5. Speaking of Lacey, they are Olympia's closest neighbor whose boundaries are not exactly clear to me. They have a city hall, but no town proper; although, I'd say that the Target shopping center is the closest you could get to one. In fact, I would simply refer to Lacey as the Pints and Quarts district of Olympia. Pints and Quarts is a bar.

6. There is a homeless guy on Olympia's west side (or what I refer to as the Mall District) who lives with his three cats in front of a shop that sells bongs and dildos. I think there is definitely something in it for him.

There is more to share about O-Town, but I'll wait for another post. I admit that I come from a pretty limited perspective; I've only lived here for about seven years. The place has grown on me, though. Sure, the town has an unhealthy addiction to burnt coffee and a disproportionately large number of banks, but it also has its subtle charms, great views, and the people are ecclectic and not too high-maintenance.

It took me a good six years to say this, but... I think I could live here.

**Actually, I was just reminded by a fellow resident of Olympia a few minutes ago to re-iterate a solid fact: there is NOTHING to do here, because most of the bars suck as well.


  1. Didn't Hole mention Olympia in one of thier songs?

  2. Oh I wouldn't doubt it. Courtney Love used to own a house somewhere around here... lol

  3. Sounds great, except for th ebars sucking...Springfield, Ohio on the other hand, has an extensive number of great bars, but a diaproportionatley high number of car washes...Go Figure.

  4. I odn't think it matters where you live, you always believe there is nothing to do. Even my friends who live in Atlanta swear there's nothing to do most of the time.

    Plus, you got one helluva view!

  5. Matt- you don't get it, do you? The car washes are for the drunks. Helps sober em up. ;)

    Aisby- you're right about that. The grass is always greener. lol It is beautiful out here, though.

  6. I like Olympia. Particularly the fisherman's market. There's also an eclectic fish taco place in the middle of down town with a surfer theme. They made me a great fish taco. And right outside the door the local bar association was having an outdoor legal aid clinic for walk-ins. Very progressive.

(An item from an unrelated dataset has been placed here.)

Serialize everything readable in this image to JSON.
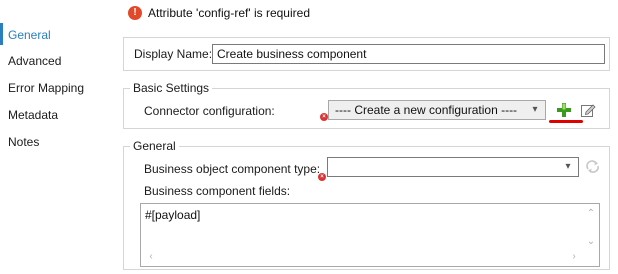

  7. Oh Ryan, I like it too. It's just that there are WAY too many banks! LOL

  8. I thought I was the only one who used a carwash for that!!

  9. Allie- I could easily live in Olympia, it seems. Target and drive thru espresso are all I really need. I don't even go to bars anymore. I really don't need much to do to keep myself entertained. Having electricity helps though, as TV and my computer are important parts of keeping me entertained.

  10. The west coast caffeine culture is every where now. I always have to laugh at that Louis Black routine about a Starbucks across the street from a Starbucks being a sign of the apocalypse. When I lived on the west coast many moons ago I used to buy my beans and take them home and grind them.

    After several years on the east coast, not only did I not own a grinder but I bought my coffee off of one of those street carts for 50 cents. Every day the same cart on the way to work. I got to know the cart guy and he got to know me. Sometimes he saw me coming and had my order waiting. It wasn’t gourmet coffee. It wasn’t even very good coffee but those west coast style coffee shops always seem a little too precious in NYC. There are so many transplants we have them of course but no one that is really a true New Yorker would ever go in one.

    We have Starbucks here in London also. My sister in law loves them. It is a smart business model. While I wouldn’t stop in Krispy Kreme everyday, I always bought a cup of coffee when I got off the train and headed into work.

    BTW, those kid videos are adorable. I love the angry face. I have been having problems figuring out how to post video on my blog. I may have to email you if the next attempt is unsuccessful.